Spinal discs are the circular, rubbery, chip like discs that cushion between two consecutive vertebrae in the spine. They are full and rich in water in a young person. However with aging and physical demand, spinal discs gradually become thinner, dryer and worn. In many cases the discs will start to split in the periphery. In the more severe cases, the discs will either be completely thinned out, or the center of the disc, filled with jelly like substance called the nucleus, will herniate out and cause problems ranging from neck or back pain to arm or leg pain. In some cases, an acutely ruptured disc can cause severe nerve compression that not only cause extremity numbness and weakness, but in rare situation also loss of normal bowel or bladder control.

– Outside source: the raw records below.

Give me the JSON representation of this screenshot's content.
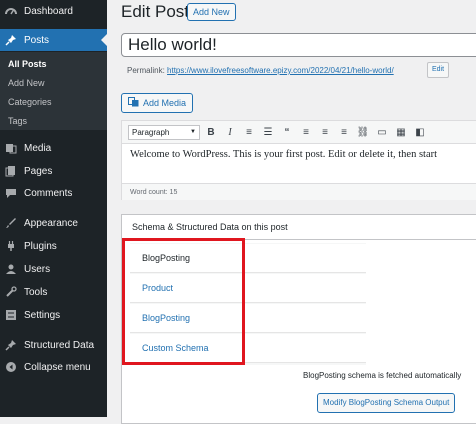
{
  "sidebar": {
    "items": [
      {
        "label": "Dashboard",
        "icon": "dashboard-icon"
      },
      {
        "label": "Posts",
        "icon": "pin-icon"
      },
      {
        "label": "Media",
        "icon": "media-icon"
      },
      {
        "label": "Pages",
        "icon": "pages-icon"
      },
      {
        "label": "Comments",
        "icon": "comments-icon"
      },
      {
        "label": "Appearance",
        "icon": "appearance-icon"
      },
      {
        "label": "Plugins",
        "icon": "plugins-icon"
      },
      {
        "label": "Users",
        "icon": "users-icon"
      },
      {
        "label": "Tools",
        "icon": "tools-icon"
      },
      {
        "label": "Settings",
        "icon": "settings-icon"
      },
      {
        "label": "Structured Data",
        "icon": "pin-icon"
      },
      {
        "label": "Collapse menu",
        "icon": "collapse-icon"
      }
    ],
    "submenu": [
      "All Posts",
      "Add New",
      "Categories",
      "Tags"
    ]
  },
  "header": {
    "title": "Edit Post",
    "add_new": "Add New"
  },
  "post": {
    "title": "Hello world!",
    "permalink_label": "Permalink:",
    "permalink_url": "https://www.ilovefreesoftware.epizy.com/2022/04/21/hello-world/",
    "edit_label": "Edit"
  },
  "add_media": "Add Media",
  "editor": {
    "format": "Paragraph",
    "content": "Welcome to WordPress. This is your first post. Edit or delete it, then start",
    "word_count": "Word count: 15"
  },
  "schema": {
    "header": "Schema & Structured Data on this post",
    "tabs": [
      "BlogPosting",
      "Product",
      "BlogPosting",
      "Custom Schema"
    ],
    "note": "BlogPosting schema is fetched automatically",
    "modify_button": "Modify BlogPosting Schema Output"
  },
  "colors": {
    "accent": "#2271b1",
    "highlight": "#e0161f",
    "sidebar": "#1d2327"
  }
}
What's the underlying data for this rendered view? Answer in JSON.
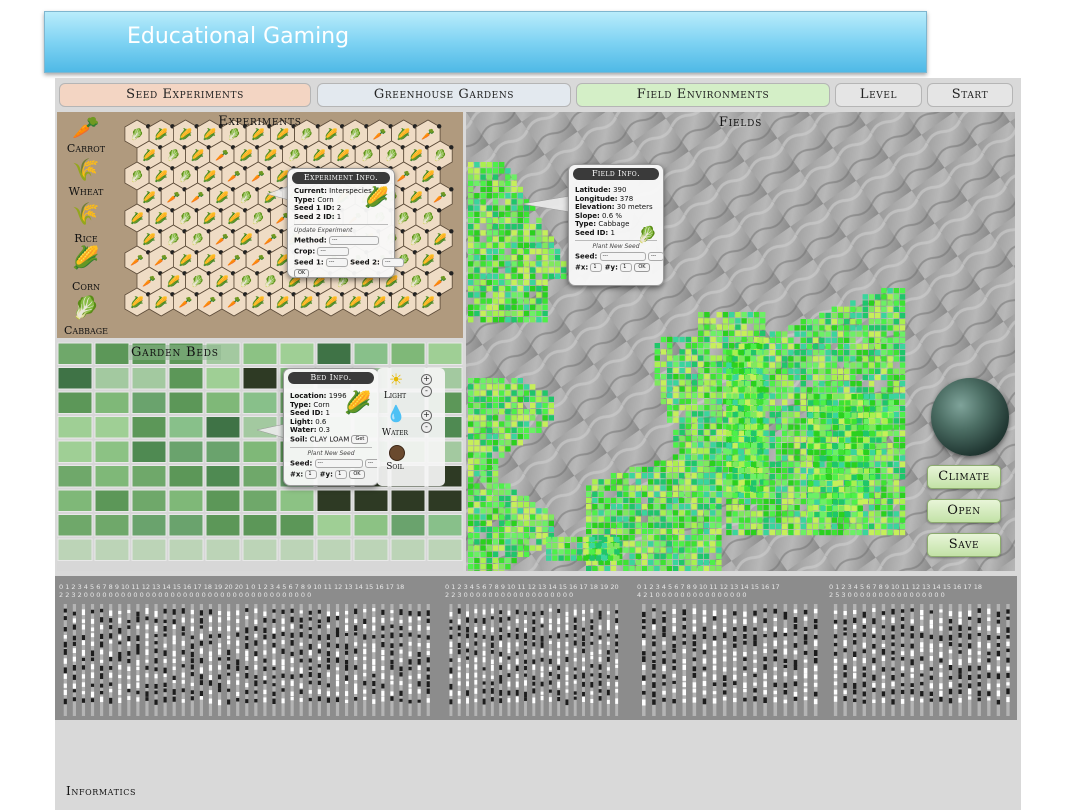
{
  "window": {
    "title": "Educational Gaming"
  },
  "tabs": [
    {
      "label": "Seed Experiments",
      "color": "#f3d5c3"
    },
    {
      "label": "Greenhouse Gardens",
      "color": "#e3e9ef"
    },
    {
      "label": "Field Environments",
      "color": "#d4efc7"
    },
    {
      "label": "Level",
      "color": "#e5e5e5"
    },
    {
      "label": "Start",
      "color": "#e5e5e5"
    }
  ],
  "experiments": {
    "title": "Experiments",
    "crops": [
      {
        "label": "Carrot",
        "icon": "carrot-icon",
        "glyph": "🥕"
      },
      {
        "label": "Wheat",
        "icon": "wheat-icon",
        "glyph": "🌾"
      },
      {
        "label": "Rice",
        "icon": "rice-icon",
        "glyph": "🌾"
      },
      {
        "label": "Corn",
        "icon": "corn-icon",
        "glyph": "🌽"
      },
      {
        "label": "Cabbage",
        "icon": "cabbage-icon",
        "glyph": "🥬"
      }
    ],
    "popup": {
      "title": "Experiment Info.",
      "current_label": "Current:",
      "current_value": "Interspecies",
      "type_label": "Type:",
      "type_value": "Corn",
      "seed1_label": "Seed 1 ID:",
      "seed1_value": "2",
      "seed2_label": "Seed 2 ID:",
      "seed2_value": "1",
      "update_title": "Update Experiment",
      "method_label": "Method:",
      "crop_label": "Crop:",
      "seed1_sel_label": "Seed 1:",
      "seed2_sel_label": "Seed 2:",
      "select_placeholder": "---",
      "ok_label": "OK"
    }
  },
  "garden": {
    "title": "Garden Beds",
    "popup": {
      "title": "Bed Info.",
      "location_label": "Location:",
      "location_value": "1996",
      "type_label": "Type:",
      "type_value": "Corn",
      "seed_label": "Seed ID:",
      "seed_value": "1",
      "light_label": "Light:",
      "light_value": "0.6",
      "water_label": "Water:",
      "water_value": "0.3",
      "soil_label": "Soil:",
      "soil_value": "CLAY LOAM",
      "get_label": "Get",
      "plant_title": "Plant New Seed",
      "seed_sel_label": "Seed:",
      "x_label": "#x:",
      "x_value": "1",
      "y_label": "#y:",
      "y_value": "1",
      "ok_label": "OK",
      "select_placeholder": "---"
    },
    "controls": {
      "light": "Light",
      "water": "Water",
      "soil": "Soil"
    }
  },
  "fields": {
    "title": "Fields",
    "popup": {
      "title": "Field Info.",
      "latitude_label": "Latitude:",
      "latitude_value": "390",
      "longitude_label": "Longitude:",
      "longitude_value": "378",
      "elevation_label": "Elevation:",
      "elevation_value": "30 meters",
      "slope_label": "Slope:",
      "slope_value": "0.6 %",
      "type_label": "Type:",
      "type_value": "Cabbage",
      "seed_label": "Seed ID:",
      "seed_value": "1",
      "plant_title": "Plant New Seed",
      "seed_sel_label": "Seed:",
      "x_label": "#x:",
      "x_value": "1",
      "y_label": "#y:",
      "y_value": "1",
      "ok_label": "OK",
      "select_placeholder": "---"
    },
    "buttons": {
      "climate": "Climate",
      "open": "Open",
      "save": "Save"
    }
  },
  "informatics": {
    "label": "Informatics",
    "groups": [
      {
        "numbers": "0 1 2 3 4 5 6 7 8 9 10 11 12 13 14 15 16 17 18 19 20 20 1 0 1 2 3 4 5 6 7 8 9 10 11 12 13 14 15 16 17 18",
        "counts": "2 2 3 2 0 0 0 0 0 0 0 0 0 0 0 0 0 0 0 0 0 0 0 0 0 0 0 0 0 0 0 0 0 0 0 0 0 0 0 0 0"
      },
      {
        "numbers": "0 1 2 3 4 5 6 7 8 9 10 11 12 13 14 15 16 17 18 19 20",
        "counts": "2 2 3 0 0 0 0 0 0 0 0 0 0 0 0 0 0 0 0 0 0"
      },
      {
        "numbers": "0 1 2 3 4 5 6 7 8 9 10 11 12 13 14 15 16 17",
        "counts": "4 2 1 0 0 0 0 0 0 0 0 0 0 0 0 0 0 0"
      },
      {
        "numbers": "0 1 2 3 4 5 6 7 8 9 10 11 12 13 14 15 16 17 18",
        "counts": "2 5 3 0 0 0 0 0 0 0 0 0 0 0 0 0 0 0 0"
      }
    ]
  }
}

If conservative management is not adequate, unless it is a surgical emergency (due to loss of bodily function), epidural steroid injection or selective nerve root blocks are of value in relieving the pain.